REQUIRED WORK>
Could every line of the data be printed exactly as it reads?

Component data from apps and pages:
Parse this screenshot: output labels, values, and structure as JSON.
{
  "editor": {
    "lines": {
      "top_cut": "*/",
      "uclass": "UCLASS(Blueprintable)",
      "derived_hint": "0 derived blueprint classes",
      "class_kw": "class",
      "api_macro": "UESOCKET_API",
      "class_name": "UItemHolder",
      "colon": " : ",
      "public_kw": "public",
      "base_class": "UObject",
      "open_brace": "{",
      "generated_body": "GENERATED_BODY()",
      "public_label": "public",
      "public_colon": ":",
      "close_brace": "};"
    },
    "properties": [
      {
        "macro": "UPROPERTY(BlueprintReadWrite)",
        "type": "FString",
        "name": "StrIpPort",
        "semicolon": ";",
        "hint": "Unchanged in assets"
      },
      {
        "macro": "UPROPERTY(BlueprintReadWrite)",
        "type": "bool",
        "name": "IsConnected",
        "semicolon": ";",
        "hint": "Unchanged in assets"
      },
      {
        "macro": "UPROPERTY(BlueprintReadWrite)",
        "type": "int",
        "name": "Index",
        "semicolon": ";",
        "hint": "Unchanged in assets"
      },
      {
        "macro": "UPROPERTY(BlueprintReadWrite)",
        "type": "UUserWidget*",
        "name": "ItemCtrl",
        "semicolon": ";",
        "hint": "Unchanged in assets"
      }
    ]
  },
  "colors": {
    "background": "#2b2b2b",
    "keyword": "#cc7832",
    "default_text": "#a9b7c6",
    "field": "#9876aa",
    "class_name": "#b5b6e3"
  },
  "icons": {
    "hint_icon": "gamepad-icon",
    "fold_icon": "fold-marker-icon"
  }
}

OUTPUT FOR THIS TASK>
Parse this screenshot: output labels, values, and structure as JSON.
{
  "editor": {
    "lines": {
      "top_cut": "*/",
      "uclass": "UCLASS(Blueprintable)",
      "derived_hint": "0 derived blueprint classes",
      "class_kw": "class",
      "api_macro": "UESOCKET_API",
      "class_name": "UItemHolder",
      "colon": " : ",
      "public_kw": "public",
      "base_class": "UObject",
      "open_brace": "{",
      "generated_body": "GENERATED_BODY()",
      "public_label": "public",
      "public_colon": ":",
      "close_brace": "};"
    },
    "properties": [
      {
        "macro": "UPROPERTY(BlueprintReadWrite)",
        "type": "FString",
        "name": "StrIpPort",
        "semicolon": ";",
        "hint": "Unchanged in assets"
      },
      {
        "macro": "UPROPERTY(BlueprintReadWrite)",
        "type": "bool",
        "name": "IsConnected",
        "semicolon": ";",
        "hint": "Unchanged in assets"
      },
      {
        "macro": "UPROPERTY(BlueprintReadWrite)",
        "type": "int",
        "name": "Index",
        "semicolon": ";",
        "hint": "Unchanged in assets"
      },
      {
        "macro": "UPROPERTY(BlueprintReadWrite)",
        "type": "UUserWidget*",
        "name": "ItemCtrl",
        "semicolon": ";",
        "hint": "Unchanged in assets"
      }
    ]
  },
  "colors": {
    "background": "#2b2b2b",
    "keyword": "#cc7832",
    "default_text": "#a9b7c6",
    "field": "#9876aa",
    "class_name": "#b5b6e3"
  },
  "icons": {
    "hint_icon": "gamepad-icon",
    "fold_icon": "fold-marker-icon"
  }
}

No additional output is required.